*** Block opens ***
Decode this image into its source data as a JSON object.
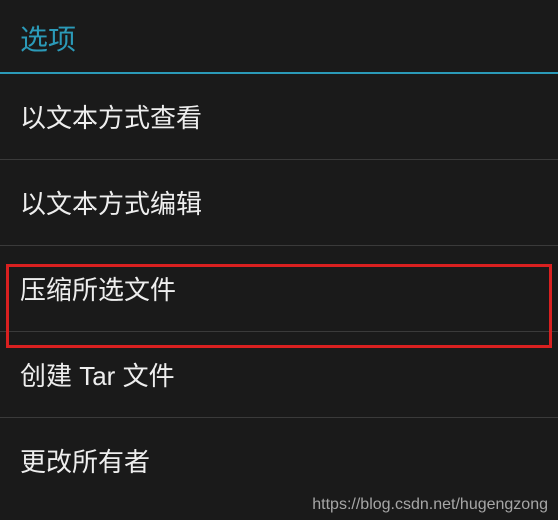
{
  "header": {
    "title": "选项"
  },
  "menu": {
    "items": [
      {
        "label": "以文本方式查看"
      },
      {
        "label": "以文本方式编辑"
      },
      {
        "label": "压缩所选文件"
      },
      {
        "label": "创建 Tar 文件"
      },
      {
        "label": "更改所有者"
      }
    ]
  },
  "watermark": "https://blog.csdn.net/hugengzong"
}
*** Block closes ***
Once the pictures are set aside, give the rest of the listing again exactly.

Decode this image into its source data as a JSON object.
{
  "header": {
    "title": "选项"
  },
  "menu": {
    "items": [
      {
        "label": "以文本方式查看"
      },
      {
        "label": "以文本方式编辑"
      },
      {
        "label": "压缩所选文件"
      },
      {
        "label": "创建 Tar 文件"
      },
      {
        "label": "更改所有者"
      }
    ]
  },
  "watermark": "https://blog.csdn.net/hugengzong"
}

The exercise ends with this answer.